As an asymmetrical, bilateral exercise, it allows for comparatively heavy loads that predominantly target the front leg. This makes it a great option for stimulating hypertrophy of the primary muscles involved – the quads and glutes. American champion bodybuilder, Kai Greene swears by this exercise!
The Jefferson squat offers multiple benefits of single-leg exercise, traditional squatting and a sumo deadlift. It is this a great assistance exercise in any powerlifting program. Amplifies Manisha: “Developing anti-rotational and core strength while lifting loaded a barbell has the potential for building stability that can readily be transferred to the main powerlifts – the deadlift, back squat, and bench press.” Additionally, the selective strengthening of the adductors has the potential to improve your squat strength dramatically.
Watch Manisha teach the Jefferson Deadlift.
She points out, people have slightly different way of doing Jefferson deadlift – according to length of the arms, extent of hip flexibility, core strength, etc. But the basics are as follows:

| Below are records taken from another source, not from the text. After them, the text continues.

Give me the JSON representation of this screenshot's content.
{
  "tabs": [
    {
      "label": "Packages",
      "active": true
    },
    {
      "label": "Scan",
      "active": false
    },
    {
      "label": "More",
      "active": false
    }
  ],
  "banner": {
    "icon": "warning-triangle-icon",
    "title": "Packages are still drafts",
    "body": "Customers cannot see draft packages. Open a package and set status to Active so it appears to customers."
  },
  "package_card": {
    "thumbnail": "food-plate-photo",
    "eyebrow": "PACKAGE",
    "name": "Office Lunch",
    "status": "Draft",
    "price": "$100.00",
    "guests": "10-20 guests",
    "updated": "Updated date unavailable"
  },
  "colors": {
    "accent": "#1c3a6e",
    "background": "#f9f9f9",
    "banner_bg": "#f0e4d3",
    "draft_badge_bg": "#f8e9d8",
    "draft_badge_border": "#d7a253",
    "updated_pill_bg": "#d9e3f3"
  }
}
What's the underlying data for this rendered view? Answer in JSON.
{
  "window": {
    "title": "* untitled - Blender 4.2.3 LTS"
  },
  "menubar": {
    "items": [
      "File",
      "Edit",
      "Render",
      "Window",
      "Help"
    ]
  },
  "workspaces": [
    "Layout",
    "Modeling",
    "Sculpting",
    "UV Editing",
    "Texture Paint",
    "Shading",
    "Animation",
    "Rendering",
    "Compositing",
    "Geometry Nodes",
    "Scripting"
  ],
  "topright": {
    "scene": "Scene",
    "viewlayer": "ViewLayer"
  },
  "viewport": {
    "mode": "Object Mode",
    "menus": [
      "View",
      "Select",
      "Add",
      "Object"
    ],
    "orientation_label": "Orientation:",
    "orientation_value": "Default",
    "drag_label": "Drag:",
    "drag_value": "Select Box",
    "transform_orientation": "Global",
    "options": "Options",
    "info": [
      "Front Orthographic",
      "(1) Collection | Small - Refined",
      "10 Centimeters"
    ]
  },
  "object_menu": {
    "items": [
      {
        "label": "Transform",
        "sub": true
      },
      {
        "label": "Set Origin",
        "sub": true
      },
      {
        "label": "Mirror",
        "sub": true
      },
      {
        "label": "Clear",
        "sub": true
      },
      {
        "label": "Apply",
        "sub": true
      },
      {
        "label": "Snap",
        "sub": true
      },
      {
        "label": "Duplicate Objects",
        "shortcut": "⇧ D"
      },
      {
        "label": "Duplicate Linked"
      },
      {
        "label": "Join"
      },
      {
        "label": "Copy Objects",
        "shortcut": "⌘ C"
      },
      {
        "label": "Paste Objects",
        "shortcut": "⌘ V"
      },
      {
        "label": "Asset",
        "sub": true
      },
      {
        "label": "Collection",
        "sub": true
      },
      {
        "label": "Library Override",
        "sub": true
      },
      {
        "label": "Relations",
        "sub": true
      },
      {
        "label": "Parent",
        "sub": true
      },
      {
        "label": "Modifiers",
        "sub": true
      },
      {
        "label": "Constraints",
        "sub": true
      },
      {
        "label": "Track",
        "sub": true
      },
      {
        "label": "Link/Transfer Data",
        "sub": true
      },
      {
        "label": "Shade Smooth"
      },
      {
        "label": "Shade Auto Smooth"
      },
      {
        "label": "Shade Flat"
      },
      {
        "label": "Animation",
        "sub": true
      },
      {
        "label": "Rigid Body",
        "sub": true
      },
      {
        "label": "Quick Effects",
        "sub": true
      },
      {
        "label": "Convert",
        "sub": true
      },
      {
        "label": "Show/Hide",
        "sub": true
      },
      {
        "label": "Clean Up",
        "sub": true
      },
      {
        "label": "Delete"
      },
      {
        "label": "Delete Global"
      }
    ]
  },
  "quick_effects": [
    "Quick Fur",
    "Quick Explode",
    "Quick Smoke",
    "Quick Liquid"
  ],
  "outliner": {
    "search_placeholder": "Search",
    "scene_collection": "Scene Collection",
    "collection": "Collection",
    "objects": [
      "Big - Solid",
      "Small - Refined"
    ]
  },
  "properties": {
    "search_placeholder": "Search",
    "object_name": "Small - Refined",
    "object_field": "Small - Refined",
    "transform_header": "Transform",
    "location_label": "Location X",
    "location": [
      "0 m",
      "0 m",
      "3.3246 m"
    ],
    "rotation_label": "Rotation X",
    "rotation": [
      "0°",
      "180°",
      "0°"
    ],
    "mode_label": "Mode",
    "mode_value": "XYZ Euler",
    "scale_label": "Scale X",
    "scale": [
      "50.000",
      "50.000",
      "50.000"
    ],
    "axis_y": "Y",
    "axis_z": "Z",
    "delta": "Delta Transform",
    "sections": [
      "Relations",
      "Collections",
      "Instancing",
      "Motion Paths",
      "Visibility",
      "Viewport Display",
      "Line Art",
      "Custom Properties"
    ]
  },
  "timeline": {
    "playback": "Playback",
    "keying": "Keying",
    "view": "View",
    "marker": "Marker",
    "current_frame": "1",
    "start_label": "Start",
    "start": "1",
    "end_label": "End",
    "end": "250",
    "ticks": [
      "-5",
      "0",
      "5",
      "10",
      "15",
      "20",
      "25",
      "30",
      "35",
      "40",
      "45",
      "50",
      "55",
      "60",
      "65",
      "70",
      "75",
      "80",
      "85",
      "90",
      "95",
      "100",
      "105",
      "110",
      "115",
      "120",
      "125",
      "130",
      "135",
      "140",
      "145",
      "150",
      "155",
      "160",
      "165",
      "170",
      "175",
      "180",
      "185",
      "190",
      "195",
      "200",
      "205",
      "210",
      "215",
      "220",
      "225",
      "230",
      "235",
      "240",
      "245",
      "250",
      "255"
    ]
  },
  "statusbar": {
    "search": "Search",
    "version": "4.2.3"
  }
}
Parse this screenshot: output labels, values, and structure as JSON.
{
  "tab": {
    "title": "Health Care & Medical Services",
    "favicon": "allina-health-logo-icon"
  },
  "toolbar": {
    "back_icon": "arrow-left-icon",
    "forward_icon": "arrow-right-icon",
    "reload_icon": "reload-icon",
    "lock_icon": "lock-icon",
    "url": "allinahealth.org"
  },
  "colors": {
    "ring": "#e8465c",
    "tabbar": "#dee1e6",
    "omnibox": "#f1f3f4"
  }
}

1. As in the Jefferson Squat, –
- Straddle the barbell
- Grip the barbell
- Stand up with the barbell
2. More particularly –
- Make sure your spine remains relatively erect so you are not rounding it from a neutral position.
- When you start pulling and rising from the starting position, ensure your knees do not collapse towards the midline.
- Do not lock out your knees before your hips get through the entire movement; else, you will be doing a terrible version of the Good Morning exercise solely with your hips!
- Your barbell grip ought to be vertical – i.e., directly under your shoulders.
Explains Manisha: “Like the Jefferson Squat, the Jefferson Deadlift uses more of a hip hinge but a less vertical torso.” It shifts the focus of the working muscles from the quads to the posterior chain – the hamstrings and glutes. The Jefferson Deadlift is independent of the Jefferson Squat, and lifters may choose to have both in their program or work on one for a few mesocycles before moving to the other variation.
Jefferson Squat with Kettlebells
Kettlebells are getting more and more popular. For those who have no access to a barbell or who are new to the movement, doing a Jefferson Squat with kettlebells is a great way to maximize its benefits with a much easier set-up. You do not have to stabilize the barbell. So, you do not get the same anti-rotation and core stability benefits, but the force applied to the lower body is very similar. Starting with a kettlebell – or, even a dumbbell .. or, even with the smith machine barbell – variation for a few workouts can help set you up for success when you progress to the barbell.
Do let us know your experiences with the “Jeffersons”!
Do let us know! Let’s share the joy of weight training!